Your objective -> Write out each line of the material exactly as given, and drop the images.

Material provided ->
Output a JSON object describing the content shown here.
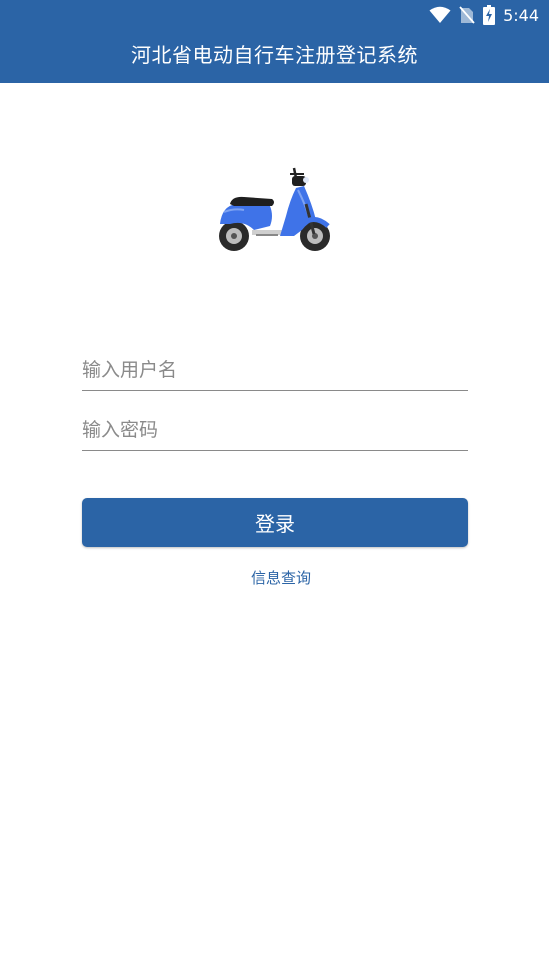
{
  "status_bar": {
    "time": "5:44",
    "icons": [
      "wifi-icon",
      "no-sim-icon",
      "battery-charging-icon"
    ]
  },
  "header": {
    "title": "河北省电动自行车注册登记系统"
  },
  "logo": {
    "icon": "scooter-icon",
    "color": "#3f73e8"
  },
  "form": {
    "username_placeholder": "输入用户名",
    "username_value": "",
    "password_placeholder": "输入密码",
    "password_value": "",
    "login_label": "登录",
    "info_link_label": "信息查询"
  },
  "colors": {
    "primary": "#2b64a6",
    "link": "#2b64a6",
    "underline": "#8a8a8a"
  }
}
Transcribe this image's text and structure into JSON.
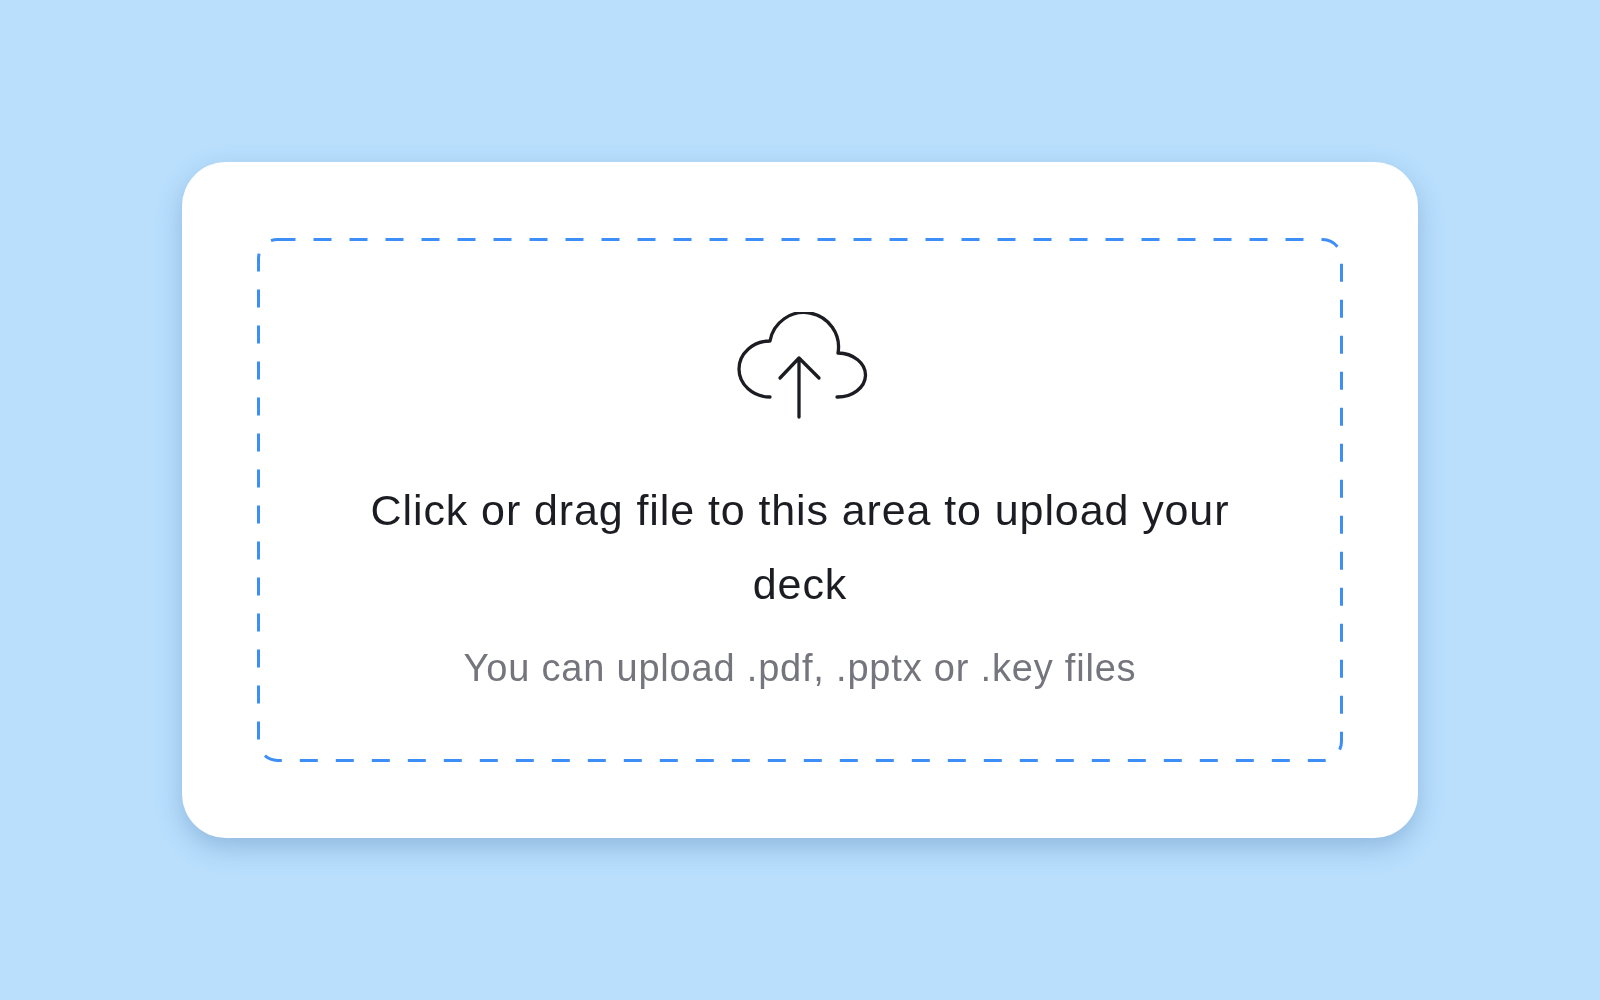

Exercise solution ->
Output a JSON object describing the content shown here.
{
  "status_bar": {
    "time": "5:44",
    "icons": [
      "wifi-icon",
      "no-sim-icon",
      "battery-charging-icon"
    ]
  },
  "header": {
    "title": "河北省电动自行车注册登记系统"
  },
  "logo": {
    "icon": "scooter-icon",
    "color": "#3f73e8"
  },
  "form": {
    "username_placeholder": "输入用户名",
    "username_value": "",
    "password_placeholder": "输入密码",
    "password_value": "",
    "login_label": "登录",
    "info_link_label": "信息查询"
  },
  "colors": {
    "primary": "#2b64a6",
    "link": "#2b64a6",
    "underline": "#8a8a8a"
  }
}
Transcribe this image's text and structure into JSON.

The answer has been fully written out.